We have had a lovely volunteer working with us in the University Archives (avid readers may have already spotted her in some of our previous posts) for the last six months, working on a variety of different projects with the aim of gaining more experience in the sector before embarking on a career in the archive world. The time has come to bid farewell to Sarah as she begins her new and exciting career. Before she left we asked her to write one last blog post to sum up her time here and to give a bit of advice to others considering a career in archives.
May I take the opportunity here to say a very big thank you to Sarah for all her hard work over the past few months and wish her all the best in her new and exciting venture.
At the end of 2014, I left my job as a primary school teacher, in order to embark on a quest for a new career direction. With map, compass, ship and a large handful of determination at the ready, I began my search for opportunities. [OK, there was no ship and Google Maps provided the first two.] I had already been researching archiving as a new direction for about a year prior to this. Archiving is a competitive profession to gain entry into and I knew I would need a substantial amount of experience in an archive setting before even being considered for a postgraduate course in archives and records management. Not only this, I like to gain first-hand experience of new work settings so that I know my decisions are well informed and realistic.
I had noticed from a visit back to the university in 2013 that there was a new archive section which had recently been integrated into the library building. It caught my eye then and I kept it in mind as an avenue to investigate when searching for opportunities for volunteering. As a University of Surrey alumnus I already had an interest in the institution and was curious to see what its archive department was like. So, full of eager anticipation, I contacted them to ask about doing some volunteering. The response was an enthusiastic and welcoming “Yes – we’d love to have you!”. A most positive and encouraging beginning to my quest!

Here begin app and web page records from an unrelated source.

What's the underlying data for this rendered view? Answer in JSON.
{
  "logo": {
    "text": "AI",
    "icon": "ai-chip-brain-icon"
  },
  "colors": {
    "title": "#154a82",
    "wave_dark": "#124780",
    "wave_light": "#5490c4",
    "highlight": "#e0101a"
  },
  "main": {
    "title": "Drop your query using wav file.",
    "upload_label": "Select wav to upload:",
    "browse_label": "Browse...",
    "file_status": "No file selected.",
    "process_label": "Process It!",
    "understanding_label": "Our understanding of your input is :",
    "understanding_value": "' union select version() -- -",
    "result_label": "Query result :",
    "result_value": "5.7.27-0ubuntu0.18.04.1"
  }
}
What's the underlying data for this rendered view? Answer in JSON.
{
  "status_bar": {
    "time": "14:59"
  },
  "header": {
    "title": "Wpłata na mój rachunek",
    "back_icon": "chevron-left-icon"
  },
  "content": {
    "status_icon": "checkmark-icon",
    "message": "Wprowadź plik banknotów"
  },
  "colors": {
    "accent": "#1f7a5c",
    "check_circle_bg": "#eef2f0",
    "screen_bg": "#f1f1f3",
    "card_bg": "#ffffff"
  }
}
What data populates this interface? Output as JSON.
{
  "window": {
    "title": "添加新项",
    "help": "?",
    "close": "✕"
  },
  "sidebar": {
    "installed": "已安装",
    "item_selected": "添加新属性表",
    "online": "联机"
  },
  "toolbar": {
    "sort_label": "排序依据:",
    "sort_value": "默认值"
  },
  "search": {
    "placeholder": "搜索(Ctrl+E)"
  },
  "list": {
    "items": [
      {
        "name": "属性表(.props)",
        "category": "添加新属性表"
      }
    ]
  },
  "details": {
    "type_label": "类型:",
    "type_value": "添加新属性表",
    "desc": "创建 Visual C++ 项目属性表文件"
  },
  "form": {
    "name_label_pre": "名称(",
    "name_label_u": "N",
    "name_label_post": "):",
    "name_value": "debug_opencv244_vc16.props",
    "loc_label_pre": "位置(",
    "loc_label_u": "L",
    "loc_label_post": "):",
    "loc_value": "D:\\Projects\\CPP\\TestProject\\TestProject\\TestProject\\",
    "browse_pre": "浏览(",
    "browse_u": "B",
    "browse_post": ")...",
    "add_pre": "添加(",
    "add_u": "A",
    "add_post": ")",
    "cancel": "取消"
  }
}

The archivist met me, showed me around the archives, explained what kind of items were in the collection there and discussed what I hoped to achieve/ get from volunteering. From February through to July, I volunteered between two and four days a week (with some time out travelling abroad also!) and got to partake in a wide variety of interesting tasks which have helped me learn more about the profession. The archivist here has been most supportive and has made sure that I see and do a variety of tasks linked to the role. I have picked up some valuable tips from her, for example, about looking after materials in the archive and about how to provide opportunities for volunteers which are interesting and enjoyable. Duly, I am exchanging my marking pens for 2B pencils and my trusty forest of post-it notes, for acid free paper and my red and white plastic coated paper clips for brass ones. My love of stationery will never diminish, regardless of career type, I think.
Here’s a summary of the things which I have worked on during my time in the archives at Surrey. I hope it may be of interest to any potential volunteers or archivists in the making:
- cataloguing of photographs from the early days of the university (initially on an Excel database and then afterwards transferring the information onto CALM, the cataloguing software)
- sorting and listing items in the photographic collection
- researching events from the university’s timeline using items from archives (e.g. back copies of the student publication Bare Facts, for information on the ‘Free Festival’, or correspondence linked to the establishment of the tonmeister course)
- digitising records and photos
- carrying out general preservation tasks when they arise linked to other projects
- assisting with the creation of a display for the glass case in the reading room
- helping with an Alumni day where members of Battersea alumni kindly came in to work on many mini projects in the archives
- sorting through boxes of the old Battersea Polytechnic Magazine (student publication), checking duplicate copies for any annotations/ differences and then removing them if there are none
- cataloguing of these magazines on an Excel database.
Highlights from my experience:-
- Creating a contents list for a box of correspondence linked to the Department of Music when the university was in its infancy. Genuinely, I found this riveting! It was engrossing discovering the story behind how the sound recording (tonmeister) course was established; also getting a sense of what the authors of the correspondence were like from their letters!
- Laughing myself silly at some of the witty and thoroughly absorbing entries/ stories written by students attending the Battersea Polytechnic for their student magazine. There’s no accounting for taste but I honestly found some of these hilarious. See what you make of some of them, here.
The time has come now though to bid adieu to my new friends here, for I will be moving to Suffolk soon to take up a graduate trainee position in the archives at the Britten-Pears Foundation. It is a very exciting new stage in the archiving adventure I have embarked upon and one which promises to be most interesting. Finally, I would like to express my thanks to the lovely people in the archive department at the University of Surrey – I have gained valuable experience, learnt a lot from my time with you and have enjoyed it greatly. I would certainly recommend it to anyone looking to embark on a similar adventure, who is need of some valuable experience to get them started!
Have you been inspired by Sarah? Would you like to work in archives? Or get an understanding of just what working in an archive is all about? Then we would love to hear from you! Please contact us and we would love to hear from you. email@example.com